The goal of the Iktishaf Project is to provide students with a direct learning experience that draws on their academic coursework on film styles and aesthetics and carries over into their lived experience. The project enables students to interact with professionals from different institutions within the film industry and to play a role in the development of Abu Dhabi as a key player in the industry, both regionally and globally. Students in the NYUAD class also participated in ADFF master classes with young filmmakers from Algeria, Belgium, Lebanon, the United States, and the UAE. Several of the interviews featured in the Iktishaf videos were shot after these master classes, which were held in the festival tent at the Emirates Palace Hotel. Students also conducted interviews after screenings of the Emirates and Shorts competitions.
Students from Reel Deal Productions, the NYUAD student film organization, also attended the ADFC Education Day with me, where they were among 200 film students in Abu Dhabi to participate in a scriptwriting workshop, watch a demonstration of a small-crew film shoot (using a only slightly higher model of camera as the students in the Iktishaf Project used for their videos), and listen to representatives from local agencies present information on internships and funding opportunities, including a presentation on the SANAD Film Fund which awarded US$500,000 in support local filmmaking in the region this year.

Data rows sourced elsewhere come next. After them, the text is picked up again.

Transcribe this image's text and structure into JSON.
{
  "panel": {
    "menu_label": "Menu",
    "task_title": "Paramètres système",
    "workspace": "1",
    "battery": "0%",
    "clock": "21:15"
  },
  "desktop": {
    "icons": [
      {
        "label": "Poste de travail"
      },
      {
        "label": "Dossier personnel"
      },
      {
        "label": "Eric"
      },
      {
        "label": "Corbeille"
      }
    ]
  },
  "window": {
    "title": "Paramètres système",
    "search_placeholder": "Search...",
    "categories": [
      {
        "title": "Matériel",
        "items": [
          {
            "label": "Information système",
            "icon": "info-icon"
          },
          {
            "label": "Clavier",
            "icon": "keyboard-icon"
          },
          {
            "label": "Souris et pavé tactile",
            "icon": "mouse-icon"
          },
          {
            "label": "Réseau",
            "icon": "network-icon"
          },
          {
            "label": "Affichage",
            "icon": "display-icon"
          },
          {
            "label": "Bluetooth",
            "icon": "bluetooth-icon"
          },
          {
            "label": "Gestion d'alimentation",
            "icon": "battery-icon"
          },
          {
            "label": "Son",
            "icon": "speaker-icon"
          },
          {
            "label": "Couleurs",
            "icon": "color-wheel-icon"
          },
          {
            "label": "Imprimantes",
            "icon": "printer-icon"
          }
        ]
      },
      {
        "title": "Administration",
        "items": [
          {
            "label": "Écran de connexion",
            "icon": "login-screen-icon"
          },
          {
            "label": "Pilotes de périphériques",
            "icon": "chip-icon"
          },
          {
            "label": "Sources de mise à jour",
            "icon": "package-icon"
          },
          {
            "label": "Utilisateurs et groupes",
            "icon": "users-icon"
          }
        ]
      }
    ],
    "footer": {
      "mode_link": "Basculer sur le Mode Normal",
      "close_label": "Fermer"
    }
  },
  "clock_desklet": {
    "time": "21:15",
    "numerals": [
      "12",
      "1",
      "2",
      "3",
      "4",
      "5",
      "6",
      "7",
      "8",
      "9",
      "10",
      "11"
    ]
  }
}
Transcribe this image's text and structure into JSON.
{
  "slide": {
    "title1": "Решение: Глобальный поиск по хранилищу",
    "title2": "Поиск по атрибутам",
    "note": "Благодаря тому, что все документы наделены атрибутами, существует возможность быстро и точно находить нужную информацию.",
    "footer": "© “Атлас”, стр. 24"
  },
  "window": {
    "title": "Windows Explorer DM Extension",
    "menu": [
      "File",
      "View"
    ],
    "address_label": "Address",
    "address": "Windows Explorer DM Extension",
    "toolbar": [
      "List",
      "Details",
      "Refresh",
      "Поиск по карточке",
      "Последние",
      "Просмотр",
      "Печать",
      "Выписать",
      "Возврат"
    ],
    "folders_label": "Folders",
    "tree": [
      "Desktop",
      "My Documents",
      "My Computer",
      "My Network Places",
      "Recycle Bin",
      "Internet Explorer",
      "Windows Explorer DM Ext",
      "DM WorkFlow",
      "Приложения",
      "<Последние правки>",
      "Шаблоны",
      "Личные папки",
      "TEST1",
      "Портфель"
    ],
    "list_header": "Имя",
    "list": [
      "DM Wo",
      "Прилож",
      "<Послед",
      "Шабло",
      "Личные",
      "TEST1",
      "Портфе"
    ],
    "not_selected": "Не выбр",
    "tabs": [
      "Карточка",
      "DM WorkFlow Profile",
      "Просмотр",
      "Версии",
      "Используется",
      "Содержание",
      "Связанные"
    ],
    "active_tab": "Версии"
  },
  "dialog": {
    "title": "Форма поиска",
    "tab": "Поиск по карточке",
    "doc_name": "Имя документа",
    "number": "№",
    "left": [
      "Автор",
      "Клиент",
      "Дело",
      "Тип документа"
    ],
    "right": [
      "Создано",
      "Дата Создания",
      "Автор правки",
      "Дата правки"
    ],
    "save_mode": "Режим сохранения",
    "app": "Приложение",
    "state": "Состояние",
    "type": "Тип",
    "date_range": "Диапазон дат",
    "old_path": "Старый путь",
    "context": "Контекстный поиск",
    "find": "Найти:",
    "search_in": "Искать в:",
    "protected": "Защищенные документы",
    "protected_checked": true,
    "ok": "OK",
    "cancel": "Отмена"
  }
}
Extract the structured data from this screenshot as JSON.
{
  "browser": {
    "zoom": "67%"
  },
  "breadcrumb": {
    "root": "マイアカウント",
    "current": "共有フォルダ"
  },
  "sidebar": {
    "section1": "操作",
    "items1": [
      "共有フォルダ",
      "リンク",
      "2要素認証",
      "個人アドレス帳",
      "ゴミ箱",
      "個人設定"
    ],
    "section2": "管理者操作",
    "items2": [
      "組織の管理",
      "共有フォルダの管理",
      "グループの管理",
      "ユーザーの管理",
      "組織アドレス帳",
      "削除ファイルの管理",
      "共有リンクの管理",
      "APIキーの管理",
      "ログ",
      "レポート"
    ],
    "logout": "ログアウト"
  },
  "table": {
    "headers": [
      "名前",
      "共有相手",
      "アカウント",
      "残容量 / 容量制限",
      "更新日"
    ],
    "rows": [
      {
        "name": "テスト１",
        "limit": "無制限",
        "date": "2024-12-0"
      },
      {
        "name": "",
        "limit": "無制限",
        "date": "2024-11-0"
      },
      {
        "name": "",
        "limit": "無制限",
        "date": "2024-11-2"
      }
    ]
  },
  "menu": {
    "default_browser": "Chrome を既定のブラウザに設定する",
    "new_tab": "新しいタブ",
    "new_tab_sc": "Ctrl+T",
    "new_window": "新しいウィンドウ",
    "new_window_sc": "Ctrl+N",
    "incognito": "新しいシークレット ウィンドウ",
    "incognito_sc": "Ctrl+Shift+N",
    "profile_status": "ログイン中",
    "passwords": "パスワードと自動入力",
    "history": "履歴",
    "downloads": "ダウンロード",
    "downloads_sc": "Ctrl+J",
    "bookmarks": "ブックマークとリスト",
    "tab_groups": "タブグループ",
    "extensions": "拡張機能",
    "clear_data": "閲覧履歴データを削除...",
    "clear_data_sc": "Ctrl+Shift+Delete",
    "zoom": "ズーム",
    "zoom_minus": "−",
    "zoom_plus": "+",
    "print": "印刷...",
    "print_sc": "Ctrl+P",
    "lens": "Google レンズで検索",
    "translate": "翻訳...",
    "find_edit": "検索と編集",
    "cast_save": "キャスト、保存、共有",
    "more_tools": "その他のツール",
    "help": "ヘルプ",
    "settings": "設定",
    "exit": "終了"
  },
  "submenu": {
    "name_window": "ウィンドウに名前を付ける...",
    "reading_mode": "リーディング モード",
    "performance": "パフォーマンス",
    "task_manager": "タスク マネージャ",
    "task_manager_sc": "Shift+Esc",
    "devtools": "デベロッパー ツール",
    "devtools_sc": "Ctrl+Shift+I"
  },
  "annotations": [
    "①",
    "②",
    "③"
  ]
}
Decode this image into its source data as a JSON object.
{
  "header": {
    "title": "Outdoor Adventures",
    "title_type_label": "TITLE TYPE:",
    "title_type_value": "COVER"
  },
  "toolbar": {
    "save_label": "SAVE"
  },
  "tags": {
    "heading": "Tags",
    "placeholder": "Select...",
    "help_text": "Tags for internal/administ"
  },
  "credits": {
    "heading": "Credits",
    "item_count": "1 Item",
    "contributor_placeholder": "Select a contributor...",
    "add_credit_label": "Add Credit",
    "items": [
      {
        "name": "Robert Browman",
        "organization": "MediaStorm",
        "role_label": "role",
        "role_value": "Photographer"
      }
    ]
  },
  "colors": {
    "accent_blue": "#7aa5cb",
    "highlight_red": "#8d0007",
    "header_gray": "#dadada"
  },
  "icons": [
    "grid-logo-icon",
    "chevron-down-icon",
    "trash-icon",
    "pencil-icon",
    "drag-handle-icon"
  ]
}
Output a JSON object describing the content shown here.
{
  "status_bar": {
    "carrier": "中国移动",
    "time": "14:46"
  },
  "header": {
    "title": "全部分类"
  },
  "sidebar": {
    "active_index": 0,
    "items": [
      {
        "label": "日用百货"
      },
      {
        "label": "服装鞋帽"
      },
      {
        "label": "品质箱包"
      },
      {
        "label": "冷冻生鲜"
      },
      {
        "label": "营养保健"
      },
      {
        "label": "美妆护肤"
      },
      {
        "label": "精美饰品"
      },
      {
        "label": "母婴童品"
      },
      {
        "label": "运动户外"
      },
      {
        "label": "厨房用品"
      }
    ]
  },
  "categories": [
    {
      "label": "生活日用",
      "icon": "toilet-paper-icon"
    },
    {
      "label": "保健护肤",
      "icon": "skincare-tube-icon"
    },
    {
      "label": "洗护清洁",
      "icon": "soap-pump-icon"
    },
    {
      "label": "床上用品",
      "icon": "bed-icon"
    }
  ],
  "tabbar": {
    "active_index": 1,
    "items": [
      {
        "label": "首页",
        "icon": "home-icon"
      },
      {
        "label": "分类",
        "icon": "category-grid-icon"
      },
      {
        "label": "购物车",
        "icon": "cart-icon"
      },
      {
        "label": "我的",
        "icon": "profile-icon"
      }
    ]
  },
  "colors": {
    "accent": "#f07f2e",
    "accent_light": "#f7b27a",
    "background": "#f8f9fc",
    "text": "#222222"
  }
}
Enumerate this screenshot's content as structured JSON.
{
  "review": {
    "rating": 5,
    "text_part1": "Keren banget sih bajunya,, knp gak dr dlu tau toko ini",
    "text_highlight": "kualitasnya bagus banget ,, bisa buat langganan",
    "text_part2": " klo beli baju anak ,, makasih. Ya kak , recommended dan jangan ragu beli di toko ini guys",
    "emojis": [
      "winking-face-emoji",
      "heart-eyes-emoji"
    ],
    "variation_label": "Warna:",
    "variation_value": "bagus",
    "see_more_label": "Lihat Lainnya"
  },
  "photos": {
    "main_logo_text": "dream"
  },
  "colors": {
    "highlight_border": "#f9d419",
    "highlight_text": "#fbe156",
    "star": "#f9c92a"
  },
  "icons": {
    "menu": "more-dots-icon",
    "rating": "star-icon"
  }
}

Education Day is part of the ADFC’s Circle Conference to promote Abu Dhabi as a site for world-class professional film and television production.
Iktishaf means “discovery,” and discovery is only the beginning.
Click here to go to the official YouTube page for the Abu Dhabi Film Festival.